WHAT IS REQUIRED — Omitting all pictures, copy word for word the lines from the line containing "Convert this screenshot" through the final line of the entries.

RECORDS SUPPLIED —
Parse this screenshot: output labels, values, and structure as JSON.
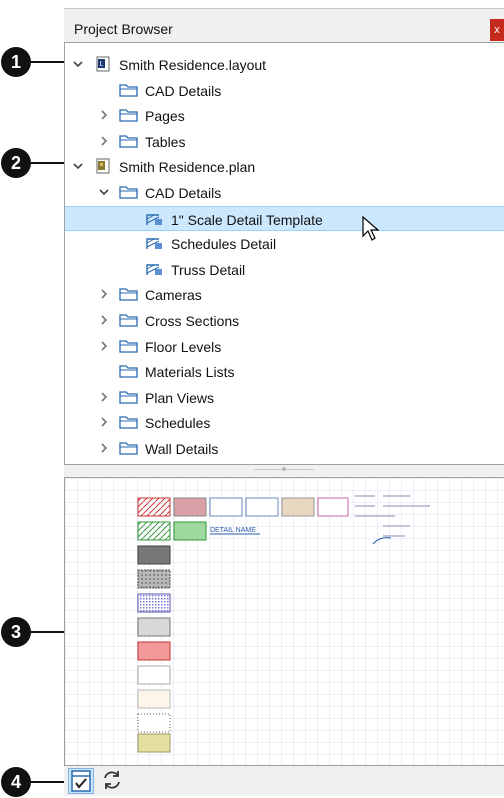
{
  "panel": {
    "title": "Project Browser",
    "close_glyph": "x"
  },
  "tree": [
    {
      "label": "Smith Residence.layout",
      "indent": 0,
      "chevron": "expanded",
      "icon": "layout-file-icon"
    },
    {
      "label": "CAD Details",
      "indent": 1,
      "chevron": "none",
      "icon": "folder-icon"
    },
    {
      "label": "Pages",
      "indent": 1,
      "chevron": "collapsed",
      "icon": "folder-icon"
    },
    {
      "label": "Tables",
      "indent": 1,
      "chevron": "collapsed",
      "icon": "folder-icon"
    },
    {
      "label": "Smith Residence.plan",
      "indent": 0,
      "chevron": "expanded",
      "icon": "plan-file-icon"
    },
    {
      "label": "CAD Details",
      "indent": 1,
      "chevron": "expanded",
      "icon": "folder-icon"
    },
    {
      "label": "1\" Scale Detail Template",
      "indent": 2,
      "chevron": "none",
      "icon": "cad-detail-icon",
      "selected": true
    },
    {
      "label": "Schedules Detail",
      "indent": 2,
      "chevron": "none",
      "icon": "cad-detail-icon"
    },
    {
      "label": "Truss Detail",
      "indent": 2,
      "chevron": "none",
      "icon": "cad-detail-icon"
    },
    {
      "label": "Cameras",
      "indent": 1,
      "chevron": "collapsed",
      "icon": "folder-icon"
    },
    {
      "label": "Cross Sections",
      "indent": 1,
      "chevron": "collapsed",
      "icon": "folder-icon"
    },
    {
      "label": "Floor Levels",
      "indent": 1,
      "chevron": "collapsed",
      "icon": "folder-icon"
    },
    {
      "label": "Materials Lists",
      "indent": 1,
      "chevron": "none",
      "icon": "folder-icon"
    },
    {
      "label": "Plan Views",
      "indent": 1,
      "chevron": "collapsed",
      "icon": "folder-icon"
    },
    {
      "label": "Schedules",
      "indent": 1,
      "chevron": "collapsed",
      "icon": "folder-icon"
    },
    {
      "label": "Wall Details",
      "indent": 1,
      "chevron": "collapsed",
      "icon": "folder-icon"
    }
  ],
  "preview": {
    "detail_name_text": "DETAIL NAME"
  },
  "toolbar": {
    "buttons": [
      {
        "icon": "preview-toggle-icon",
        "active": true
      },
      {
        "icon": "refresh-icon",
        "active": false
      }
    ]
  },
  "callouts": [
    "1",
    "2",
    "3",
    "4"
  ],
  "colors": {
    "selection": "#cce8ff",
    "folder_stroke": "#2a6bb0",
    "callout_bg": "#111111",
    "close_bg": "#c42b1c"
  }
}
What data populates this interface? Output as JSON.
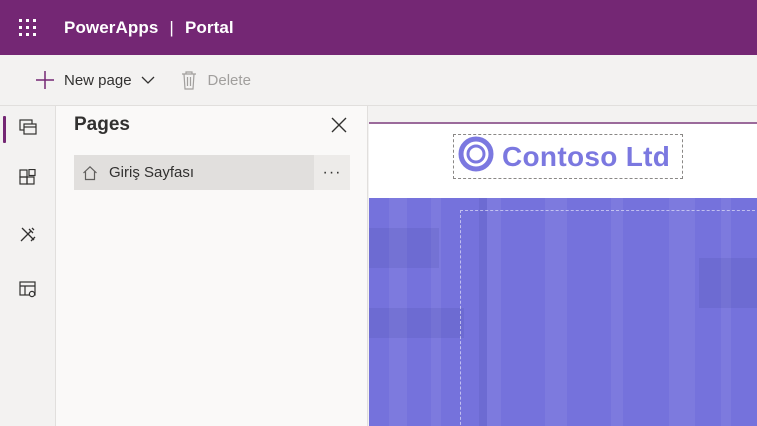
{
  "header": {
    "app_name": "PowerApps",
    "separator": "|",
    "section": "Portal"
  },
  "commands": {
    "new_page": "New page",
    "delete": "Delete"
  },
  "rail": {
    "items": [
      "pages-icon",
      "components-icon",
      "themes-icon",
      "settings-icon"
    ]
  },
  "panel": {
    "title": "Pages",
    "pages": [
      {
        "label": "Giriş Sayfası",
        "more": "···"
      }
    ]
  },
  "site": {
    "logo_text": "Contoso Ltd"
  },
  "colors": {
    "brand": "#742774",
    "logo": "#7b78e0",
    "hero": "#7572dc"
  }
}
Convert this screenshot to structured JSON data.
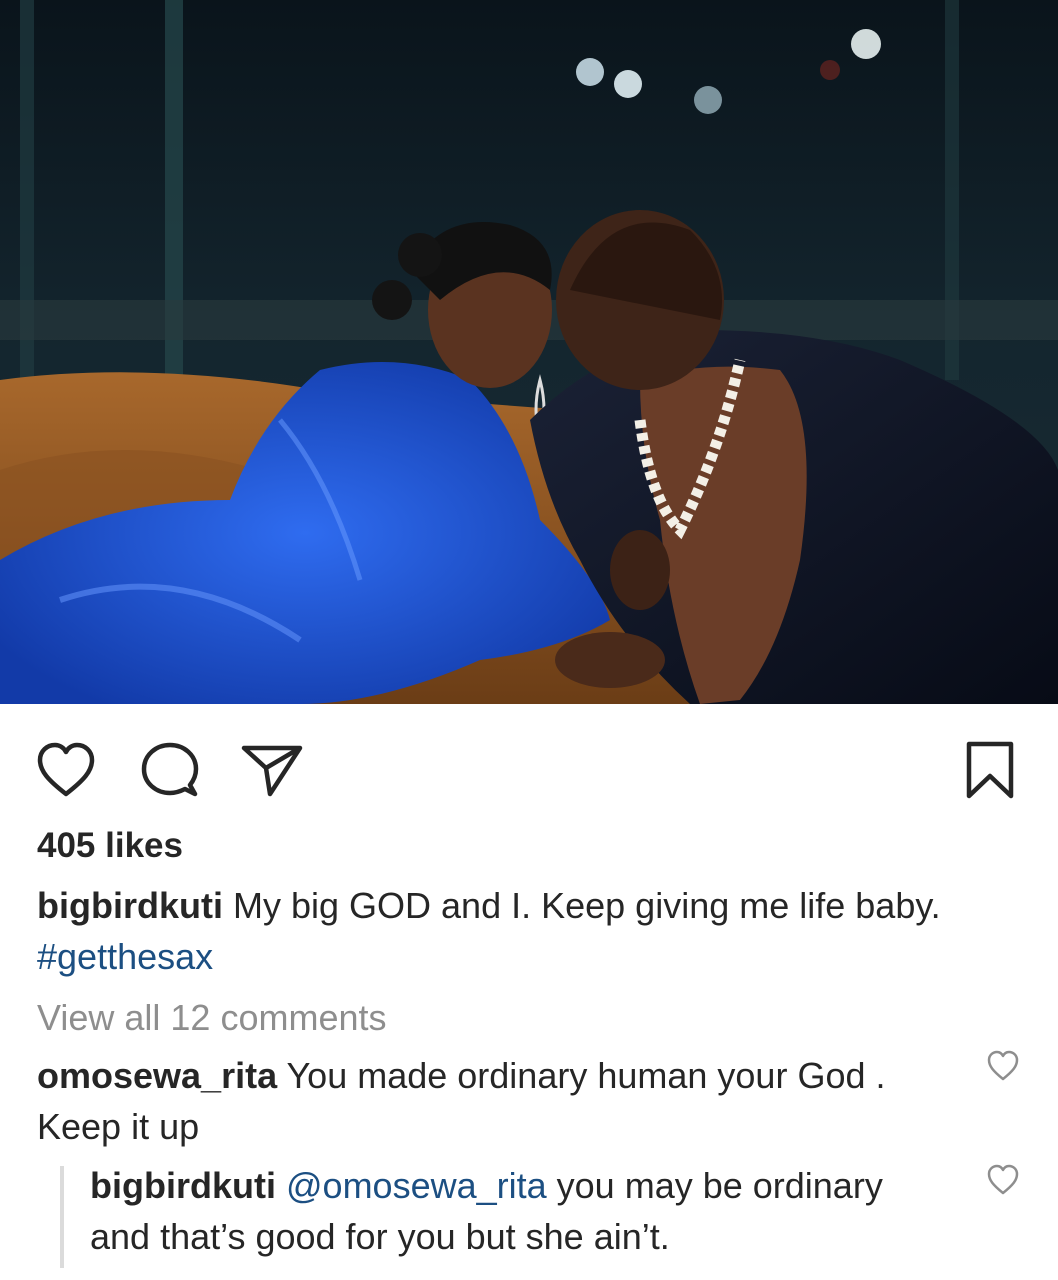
{
  "post": {
    "likes_text": "405 likes",
    "caption": {
      "username": "bigbirdkuti",
      "text": " My big GOD and I. Keep giving me life baby.",
      "hashtag": "#getthesax"
    },
    "view_all_comments": "View all 12 comments"
  },
  "comments": [
    {
      "username": "omosewa_rita",
      "text": " You made ordinary human your God . Keep it up"
    }
  ],
  "reply": {
    "username": "bigbirdkuti",
    "mention": "@omosewa_rita",
    "text": " you may be ordinary and that’s good for you but she ain’t."
  },
  "icons": {
    "like": "heart-icon",
    "comment": "comment-icon",
    "share": "paper-plane-icon",
    "save": "bookmark-icon",
    "comment_like": "small-heart-icon"
  },
  "colors": {
    "text": "#262626",
    "link": "#1c4f82",
    "muted": "#8e8e8e"
  }
}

RESPONSE BOX —
Convert this screenshot to structured JSON data.
{
  "post": {
    "likes_text": "405 likes",
    "caption": {
      "username": "bigbirdkuti",
      "text": " My big GOD and I. Keep giving me life baby.",
      "hashtag": "#getthesax"
    },
    "view_all_comments": "View all 12 comments"
  },
  "comments": [
    {
      "username": "omosewa_rita",
      "text": " You made ordinary human your God . Keep it up"
    }
  ],
  "reply": {
    "username": "bigbirdkuti",
    "mention": "@omosewa_rita",
    "text": " you may be ordinary and that’s good for you but she ain’t."
  },
  "icons": {
    "like": "heart-icon",
    "comment": "comment-icon",
    "share": "paper-plane-icon",
    "save": "bookmark-icon",
    "comment_like": "small-heart-icon"
  },
  "colors": {
    "text": "#262626",
    "link": "#1c4f82",
    "muted": "#8e8e8e"
  }
}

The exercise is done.